No, this is not a "top shelf" account of Father's Day spent in Shepherds Market so hit my mate Red-Dot's archive if you require spills, frills and deals!
Having spent all week either pondering or acting upon the need to produce an FC compliant Deer Impact Assessment as befits my preference for over-engineering I felt the need to get back into the woods but this time with a pocketful of Varget & Brass rather than score card, notebook and camera equipped drone so, at 03:15hrs on Father's Day I slipped from bed , coaxed the kettle into life and hit the road with the Keef Hartley Band sending badgers and blackbirds, in equal numbers, scuttling for cover.
The vaulted canopy of the drive spread it's arms about me with a welcoming embrace as I slipped the Defender's second gear stick into four-wheel drive and slid down a bank into a bed of mud and bluebells well past their moment of attraction to all but a yearling roe.
With three rounds beneath the PRS Hunter medium action and one up the spout of the double cryo Kreiger .25, I slipped into the dense green woodland with aid of a single stick.
It wasn't long before I found myself glassing the first clearing and subject to the attentions of a ghostly pale and poorly educated fallow buck . Once the buck had moved on I mooched along the fence line and was just about to put the rifle down to cross a fence when a vixen slipped from a bramble patch and squatted on the adjacent mud track.
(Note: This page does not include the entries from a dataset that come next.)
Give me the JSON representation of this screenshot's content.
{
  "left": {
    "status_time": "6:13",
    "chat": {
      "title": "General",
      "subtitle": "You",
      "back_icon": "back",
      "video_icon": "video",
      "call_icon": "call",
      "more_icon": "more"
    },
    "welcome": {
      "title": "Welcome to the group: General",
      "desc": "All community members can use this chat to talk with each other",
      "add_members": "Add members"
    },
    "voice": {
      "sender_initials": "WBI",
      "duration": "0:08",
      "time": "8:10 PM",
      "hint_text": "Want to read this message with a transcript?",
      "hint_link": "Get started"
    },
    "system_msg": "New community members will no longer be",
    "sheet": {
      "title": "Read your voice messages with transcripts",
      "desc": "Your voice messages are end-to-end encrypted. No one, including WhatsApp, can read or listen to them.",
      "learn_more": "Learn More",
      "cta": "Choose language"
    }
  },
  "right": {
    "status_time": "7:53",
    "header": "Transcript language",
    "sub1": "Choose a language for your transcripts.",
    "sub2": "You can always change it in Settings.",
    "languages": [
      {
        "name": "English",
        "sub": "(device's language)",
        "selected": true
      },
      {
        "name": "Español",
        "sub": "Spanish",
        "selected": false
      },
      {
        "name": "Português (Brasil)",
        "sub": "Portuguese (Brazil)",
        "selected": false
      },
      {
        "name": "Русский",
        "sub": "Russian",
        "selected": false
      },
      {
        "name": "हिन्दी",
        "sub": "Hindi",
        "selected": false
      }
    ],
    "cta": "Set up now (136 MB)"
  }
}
There was no chance of moving to a better position for a BSRC approved sitting or kneeling shot so I slipped the rifle from shoulder and raised it into a leather knot on a single 7ft hazel stick and located the fox in the scope.
The Swarovski's crosshair swayed across the Vixen's chest whereupon I slipped the jewel trigger. The crack echoed around the Ridge and the fox fell over some 80 yards away. I glanced at my watch. It was 04:30hrs precisely and the day had started well.